(What to do): If a line in the entries below holds the string "uADR", copy it.

(Provided entries):

>>>

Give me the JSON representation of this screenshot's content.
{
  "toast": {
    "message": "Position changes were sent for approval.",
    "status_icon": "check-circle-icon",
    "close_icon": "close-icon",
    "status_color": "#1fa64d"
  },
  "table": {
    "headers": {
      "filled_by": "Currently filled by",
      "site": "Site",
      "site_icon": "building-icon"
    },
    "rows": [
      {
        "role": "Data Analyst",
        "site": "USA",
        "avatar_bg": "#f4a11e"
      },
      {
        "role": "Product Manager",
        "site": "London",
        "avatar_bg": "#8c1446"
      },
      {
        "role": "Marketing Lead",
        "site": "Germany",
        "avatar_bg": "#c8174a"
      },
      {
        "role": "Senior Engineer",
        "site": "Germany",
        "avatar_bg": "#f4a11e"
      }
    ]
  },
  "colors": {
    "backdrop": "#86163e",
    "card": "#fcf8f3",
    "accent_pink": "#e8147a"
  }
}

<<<
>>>

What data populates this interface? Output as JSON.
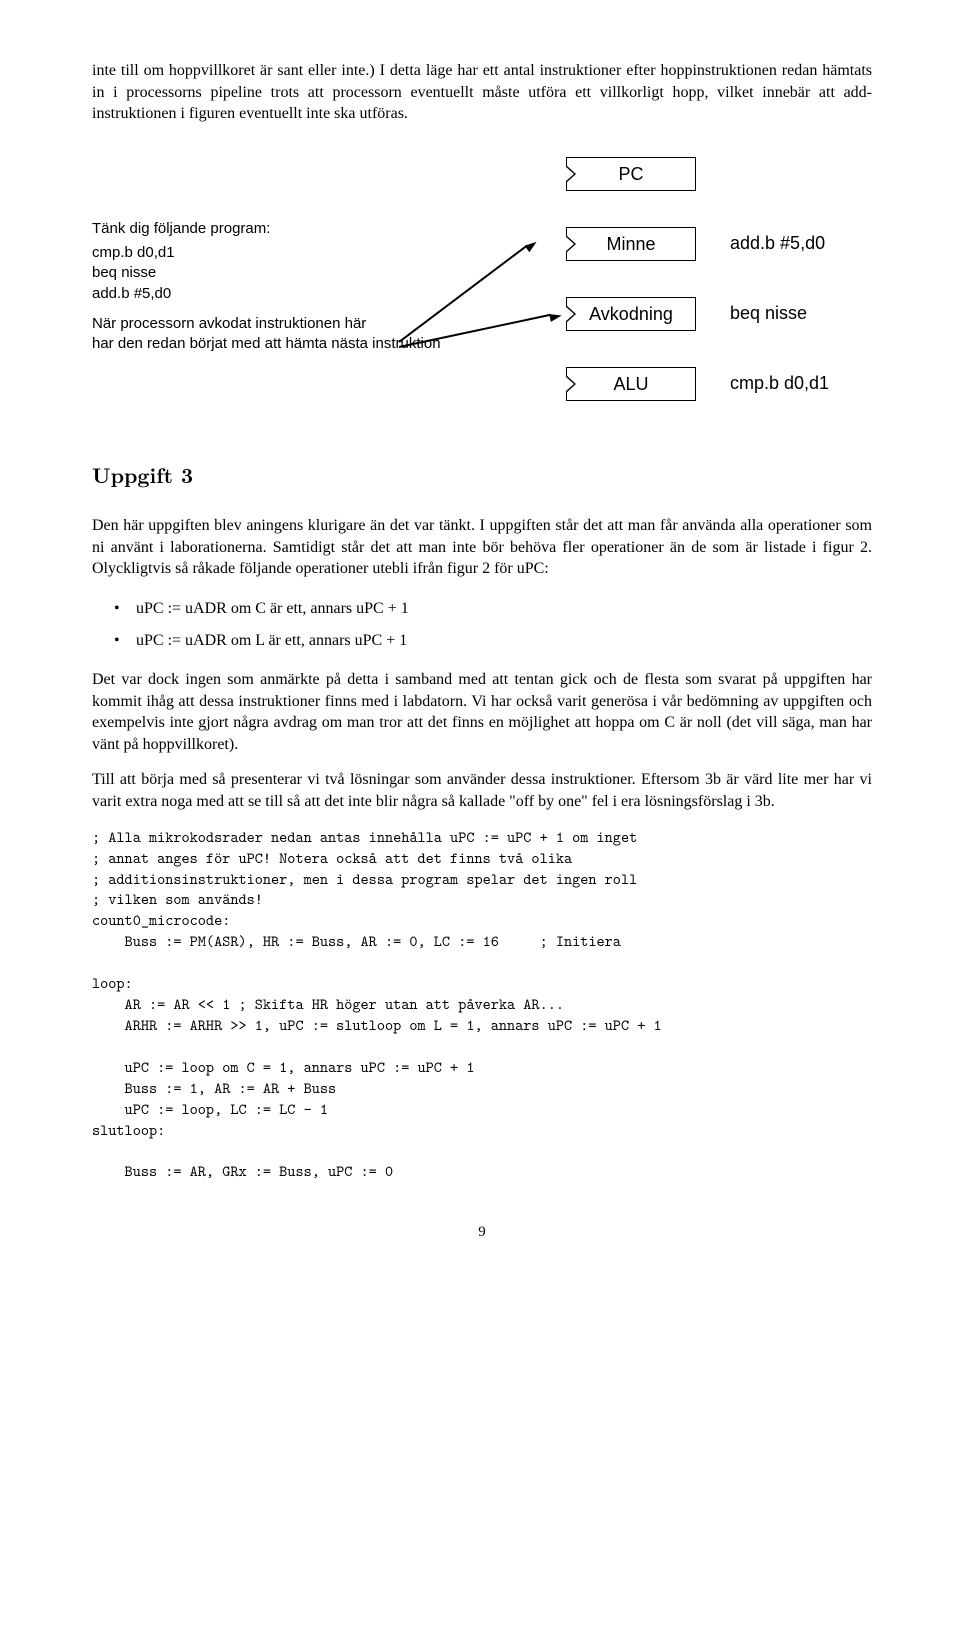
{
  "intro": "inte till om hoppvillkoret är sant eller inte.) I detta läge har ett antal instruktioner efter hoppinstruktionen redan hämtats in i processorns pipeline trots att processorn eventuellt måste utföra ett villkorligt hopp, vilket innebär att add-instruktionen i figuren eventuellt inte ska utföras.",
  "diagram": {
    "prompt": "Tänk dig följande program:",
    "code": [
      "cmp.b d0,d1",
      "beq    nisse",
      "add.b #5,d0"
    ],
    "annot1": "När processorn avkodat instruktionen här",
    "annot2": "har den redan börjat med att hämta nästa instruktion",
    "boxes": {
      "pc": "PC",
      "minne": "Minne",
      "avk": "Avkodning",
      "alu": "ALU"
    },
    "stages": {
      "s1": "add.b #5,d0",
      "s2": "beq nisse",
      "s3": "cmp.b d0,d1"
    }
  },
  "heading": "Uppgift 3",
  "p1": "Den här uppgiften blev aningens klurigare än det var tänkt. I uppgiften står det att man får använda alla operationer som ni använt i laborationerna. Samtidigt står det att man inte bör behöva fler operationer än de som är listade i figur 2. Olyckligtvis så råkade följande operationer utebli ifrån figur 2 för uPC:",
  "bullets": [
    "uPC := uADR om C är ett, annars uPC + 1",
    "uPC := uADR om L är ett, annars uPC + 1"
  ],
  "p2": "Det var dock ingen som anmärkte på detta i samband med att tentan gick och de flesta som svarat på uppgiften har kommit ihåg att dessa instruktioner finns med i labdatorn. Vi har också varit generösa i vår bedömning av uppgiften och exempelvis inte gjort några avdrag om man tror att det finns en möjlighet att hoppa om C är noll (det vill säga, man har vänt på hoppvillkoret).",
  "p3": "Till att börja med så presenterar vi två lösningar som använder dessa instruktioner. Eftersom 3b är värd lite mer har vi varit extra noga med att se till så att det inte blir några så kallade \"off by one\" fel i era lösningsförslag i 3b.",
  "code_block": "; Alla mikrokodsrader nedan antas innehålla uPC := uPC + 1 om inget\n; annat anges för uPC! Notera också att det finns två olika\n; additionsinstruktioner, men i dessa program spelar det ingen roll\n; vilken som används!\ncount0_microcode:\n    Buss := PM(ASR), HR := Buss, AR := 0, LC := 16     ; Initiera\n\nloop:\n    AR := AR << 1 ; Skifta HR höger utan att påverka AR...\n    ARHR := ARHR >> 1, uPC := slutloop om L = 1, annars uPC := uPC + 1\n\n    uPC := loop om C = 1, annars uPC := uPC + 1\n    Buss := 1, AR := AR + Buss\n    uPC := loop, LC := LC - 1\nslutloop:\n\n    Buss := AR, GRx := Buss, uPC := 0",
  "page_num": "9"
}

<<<

(The completed task):
    "uPC := uADR om C är ett, annars uPC + 1",
    "uPC := uADR om L är ett, annars uPC + 1"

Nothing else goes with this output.